Hi there, well it’s been a very busy month and i’m away to Lewis for the weekend (helping a friend celebrate her birthday!) so i thought i’d do a quick post to summarise what’s been happening over the last couple of weeks. The weather has continued very good – dry and mild mostly, so we’ve been able to do quite a bit more chick chasing. You know you are coming to the end of “chick season” though when you spot a young Lapwing or Oystercatcher, jump out of the van to chase it and it leads you a merry dance and just as you are about to catch it, gasping for breathe, the darn thing flies off!!

The machair is starting to look amazing now and it never ceases to amaze me the sheer variety of flowers that grow there.

hebridean orchid

Orchid growing by the roadside - i can never remember the names - i think it's northern marsh orchid

As i mentioned the Lapwing chicks are getting pretty big now:-

lapwing chick

Lapwing chick

It’s quite surprising (well, to me anyway) the length of the breeding season. As some birds are almost ready for fledging – a Lapwing has an incubation time of 24-29 days then another c.33 days for the nestling to become independent (Harrison & Castell, 2002, p.140) there are still birds on nests – we recently found this Ringed Plover nest.

ringed plover nest

Ringed Plover nest

We were able to ring some Common Gull chicks, and while searching for the chicks i almost stumbled upon an Eider sitting quietly on her nest – i must have only been two feet away and she just sat and looked at me, she didn’t budge one bit, so i apologised to her and crept away.

eider nest eider down

Eider sitting quietly on her nest

A walk down to the beach on a warm sunny day was very enjoyable – we found this grasshopper – we are told that there are only two species that occur here – Green and Mottled – so i’m presuming that this is Mottled?!

mottled grasshopper

Mottled Grasshopper (?)

As usual the beach was amazingly quiet!

south uist beach

Empty beach - South Uist

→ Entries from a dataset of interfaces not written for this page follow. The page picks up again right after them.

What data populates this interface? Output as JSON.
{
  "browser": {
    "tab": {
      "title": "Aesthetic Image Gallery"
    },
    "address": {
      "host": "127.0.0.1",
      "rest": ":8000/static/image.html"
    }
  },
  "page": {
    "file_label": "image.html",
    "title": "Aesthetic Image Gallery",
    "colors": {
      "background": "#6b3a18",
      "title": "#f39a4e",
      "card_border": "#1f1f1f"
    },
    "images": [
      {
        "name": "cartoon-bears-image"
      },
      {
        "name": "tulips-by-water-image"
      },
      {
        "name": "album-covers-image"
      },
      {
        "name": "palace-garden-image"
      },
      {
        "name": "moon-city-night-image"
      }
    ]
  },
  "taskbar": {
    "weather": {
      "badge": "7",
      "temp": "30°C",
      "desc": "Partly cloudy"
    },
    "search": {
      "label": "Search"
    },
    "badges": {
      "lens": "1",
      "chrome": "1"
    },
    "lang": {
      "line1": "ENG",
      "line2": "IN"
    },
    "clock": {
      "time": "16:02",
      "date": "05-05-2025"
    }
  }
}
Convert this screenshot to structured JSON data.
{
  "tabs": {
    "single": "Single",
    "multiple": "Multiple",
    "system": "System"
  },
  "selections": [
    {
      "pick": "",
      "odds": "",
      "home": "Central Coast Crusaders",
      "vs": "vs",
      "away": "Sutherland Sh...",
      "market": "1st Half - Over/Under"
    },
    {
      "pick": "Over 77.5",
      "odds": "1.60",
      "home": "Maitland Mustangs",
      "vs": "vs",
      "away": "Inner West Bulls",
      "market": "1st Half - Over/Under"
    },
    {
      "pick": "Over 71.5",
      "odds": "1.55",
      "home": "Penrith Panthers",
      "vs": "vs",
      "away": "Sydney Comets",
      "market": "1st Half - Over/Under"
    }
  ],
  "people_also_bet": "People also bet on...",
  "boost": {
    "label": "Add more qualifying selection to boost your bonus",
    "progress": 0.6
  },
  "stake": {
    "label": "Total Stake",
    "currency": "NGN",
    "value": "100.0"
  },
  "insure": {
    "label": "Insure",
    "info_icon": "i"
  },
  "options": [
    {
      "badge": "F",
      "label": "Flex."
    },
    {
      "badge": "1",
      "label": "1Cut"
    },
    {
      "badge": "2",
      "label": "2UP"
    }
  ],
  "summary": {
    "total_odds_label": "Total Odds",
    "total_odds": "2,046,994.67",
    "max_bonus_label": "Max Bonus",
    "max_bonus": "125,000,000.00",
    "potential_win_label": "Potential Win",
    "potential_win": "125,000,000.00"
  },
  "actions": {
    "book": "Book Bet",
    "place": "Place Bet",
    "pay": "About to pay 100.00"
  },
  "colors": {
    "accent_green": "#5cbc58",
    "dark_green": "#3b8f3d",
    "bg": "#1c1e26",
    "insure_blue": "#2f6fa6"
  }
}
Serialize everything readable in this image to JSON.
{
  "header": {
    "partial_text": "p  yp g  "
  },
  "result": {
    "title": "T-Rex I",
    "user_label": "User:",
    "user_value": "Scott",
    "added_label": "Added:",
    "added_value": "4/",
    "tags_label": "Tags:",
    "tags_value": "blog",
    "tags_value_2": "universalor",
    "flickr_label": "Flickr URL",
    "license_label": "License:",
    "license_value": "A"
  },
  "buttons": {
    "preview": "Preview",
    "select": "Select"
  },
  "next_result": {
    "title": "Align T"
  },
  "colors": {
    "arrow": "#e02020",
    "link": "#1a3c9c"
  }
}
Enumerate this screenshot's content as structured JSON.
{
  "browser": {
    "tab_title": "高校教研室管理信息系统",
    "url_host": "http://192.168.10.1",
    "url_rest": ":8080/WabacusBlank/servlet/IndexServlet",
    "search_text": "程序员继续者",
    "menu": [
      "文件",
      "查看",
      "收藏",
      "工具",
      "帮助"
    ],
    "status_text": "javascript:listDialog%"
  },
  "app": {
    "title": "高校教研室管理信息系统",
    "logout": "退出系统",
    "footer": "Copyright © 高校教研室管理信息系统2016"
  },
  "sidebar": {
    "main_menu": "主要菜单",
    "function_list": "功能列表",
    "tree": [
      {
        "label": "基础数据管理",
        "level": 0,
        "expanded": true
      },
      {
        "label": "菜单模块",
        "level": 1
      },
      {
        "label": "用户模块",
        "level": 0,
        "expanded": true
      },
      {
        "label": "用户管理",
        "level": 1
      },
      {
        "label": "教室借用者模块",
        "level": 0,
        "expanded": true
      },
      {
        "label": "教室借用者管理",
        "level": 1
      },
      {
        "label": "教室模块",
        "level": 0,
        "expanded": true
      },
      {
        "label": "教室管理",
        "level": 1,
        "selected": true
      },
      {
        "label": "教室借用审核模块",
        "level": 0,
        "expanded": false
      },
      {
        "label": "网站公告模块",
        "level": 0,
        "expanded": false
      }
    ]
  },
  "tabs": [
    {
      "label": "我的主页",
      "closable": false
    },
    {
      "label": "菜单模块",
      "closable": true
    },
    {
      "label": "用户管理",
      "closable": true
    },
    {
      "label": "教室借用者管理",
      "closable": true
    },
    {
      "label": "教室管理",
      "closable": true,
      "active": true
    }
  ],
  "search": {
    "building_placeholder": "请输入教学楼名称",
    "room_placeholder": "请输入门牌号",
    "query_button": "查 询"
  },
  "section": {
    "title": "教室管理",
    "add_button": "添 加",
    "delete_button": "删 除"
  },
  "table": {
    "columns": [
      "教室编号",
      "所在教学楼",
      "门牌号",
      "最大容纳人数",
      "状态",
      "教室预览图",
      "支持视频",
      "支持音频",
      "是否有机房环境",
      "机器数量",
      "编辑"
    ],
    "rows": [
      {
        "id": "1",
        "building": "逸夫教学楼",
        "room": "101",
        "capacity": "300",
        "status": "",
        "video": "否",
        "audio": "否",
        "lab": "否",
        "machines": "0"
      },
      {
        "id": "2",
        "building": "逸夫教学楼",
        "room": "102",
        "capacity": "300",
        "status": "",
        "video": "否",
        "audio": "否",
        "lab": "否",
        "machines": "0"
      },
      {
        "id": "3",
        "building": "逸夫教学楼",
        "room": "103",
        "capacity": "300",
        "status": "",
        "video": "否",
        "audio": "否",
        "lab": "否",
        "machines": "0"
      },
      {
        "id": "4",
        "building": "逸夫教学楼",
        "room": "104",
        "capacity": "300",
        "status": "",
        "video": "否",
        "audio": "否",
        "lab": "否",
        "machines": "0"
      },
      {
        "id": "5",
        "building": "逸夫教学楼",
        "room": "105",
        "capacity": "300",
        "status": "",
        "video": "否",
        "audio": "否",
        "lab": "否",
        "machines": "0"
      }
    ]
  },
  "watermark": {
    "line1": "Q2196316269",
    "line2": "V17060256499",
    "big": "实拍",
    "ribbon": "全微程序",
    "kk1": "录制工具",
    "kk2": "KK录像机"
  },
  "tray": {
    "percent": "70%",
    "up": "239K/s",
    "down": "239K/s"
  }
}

We found a Rock Dove nest but didn’t ring the youngster that was in there – it looked a bit big and we didn’t want to alarm it and cause it to leave the nest prematurely.

rock dove chick

Rock Dove chick in the nest

Found this ant near the garden, i sent the picture to Rhian and she replied to say that it was the same species as the ones we’d most commonly come across, Myrmica ruginodis. Ah well, you gotta keep trying!

myrmica ruginodis south uist ant

Myrmica ruginodis

Moths have again been pretty quiet! Probably our best night coincided, happily!, with one of the National Moth Night evenings. That evening we managed 36 moths of 16 species. Still well down on our numbers this time last year 🙁


Magpie Moth

While sitting in the office last week i heard a loud noise and glanced up to see the air ambulance helicopter flying really low across the croft at the back of the house. Wow! I thought. A couple of minutes later there was even more noise at the front of the house and i looked out to see the helicopter landing in the garden opposite. I was a little stunned to start with but managed to dash out and grab a photo. The jungle drums were working overtime and before the rotors had even stopped my neighbour phoned and gave me the low-down on what was going on 🙂 Happily nothing life-threatening and the lady it had come for walked to the chopper unaided. She had had an op the week before and had developed some pain and needed to be taken back to the hospital in Stornoway – the quickest, easiest and safest way for that to happen was by helicopter. Great service!

scottish health service air ambulance helicopter

Scottish Health Service air ambulance

Once i’m back in Uist early next week i’ll update the ringing summary for June.

Harrison C. & Castell P., 2002, Collins Field guide to Birds Nests, Eggs and Nestlings.